This goes back to your question about appealing to a particular fan base/readership. With each book I do try to include a lot of info mostly because I'm geeky about this kind of stuff. I think people have come to expect it from my books.
Your first book was the book on Judas Priest. Why did you decide on writing a book on them? Actually, what's the reason in general for you to decide writing a book on any artist? Is it because you think there's a demand or is it because you're a fan yourself?
There has to be a demand otherwise a publisher would not be interested. Publishers are only interested in artists that are in vogue otherwise the book would not sell. My Judas Priest book came out when they reformed. The Priest story is certainly one that is interesting and it had never been told properly and in full. There was an official book released in the mid-eighties by Steve Gett, which was enjoyable, but as it was an illustrated one and authorised by the band lots of detail was missed out especially on the early years and their controversial contract with Gull Records. Being a fan and wanting to get into writing books I proposed the idea to Omnibus Press and they thought the idea was marketable enough so they agreed to it. The contract was signed and over a year later the book was published. It is now out in paperback and has been updated. I've since written two more books on Judas Priest; Al Atkin's autobiography Dawn Of The Metal Gods and Rock Landmarks – Judas Priest's British Steel.
Okay Neil, last question. Can you tell us a bit about the projects you're working on at the moment?
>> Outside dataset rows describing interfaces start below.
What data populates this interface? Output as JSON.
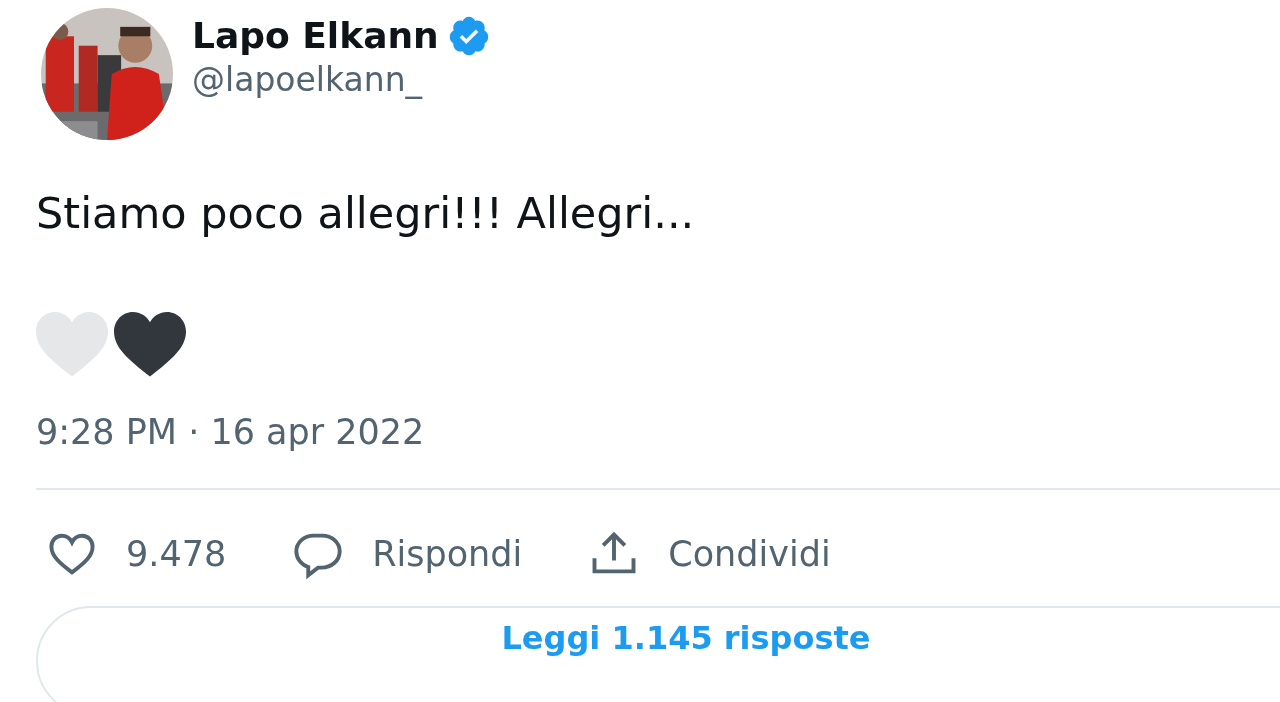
{
  "author": {
    "name": "Lapo Elkann",
    "verified": true,
    "handle": "@lapoelkann_"
  },
  "text": "Stiamo poco allegri!!! Allegri...",
  "timestamp": "9:28 PM · 16 apr 2022",
  "actions": [
    {
      "kind": "like",
      "label": "9.478"
    },
    {
      "kind": "reply",
      "label": "Rispondi"
    },
    {
      "kind": "share",
      "label": "Condividi"
    }
  ],
  "replies_button": "Leggi 1.145 risposte"
}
I think you have a couple of books coming up right?
Yes, I've got a little book out in August on You Me At Six, a British pop-punk band, and then I have five books out next year including a second one on Bon Jovi and a fictional rock novel. It's too early to announce the others yet other than to say they're bios of major hard rock/metal bands. You can read about my up coming stuff nearer the time at www.neildanielsbooks.wordpress.com.
So, check out Neil's writing's. You will find lots of info on his websites. His book 'The Story Of Judas Priest: Defenders Of The Faith' was his first published book and published in 2007. Even when the band doesn't want any involvement it can turn out to be a really good read. When it comes to the early years original singer Al Atkins has explained a lot and in general I thought this book was really informative. Even when the band has not authorized it, it is a must for all fans of Judas Priest as it contains so much info. I enjoyed every page of this book and I really got a boost pulling out my Priest albums again. That was the effect this read had on me.
The Story Of Judas Priest: Defenders Of The Faith
These were the first two books by Neil Daniels I ever read and I have to say that he has a pleasant writing style, so look them up and read them.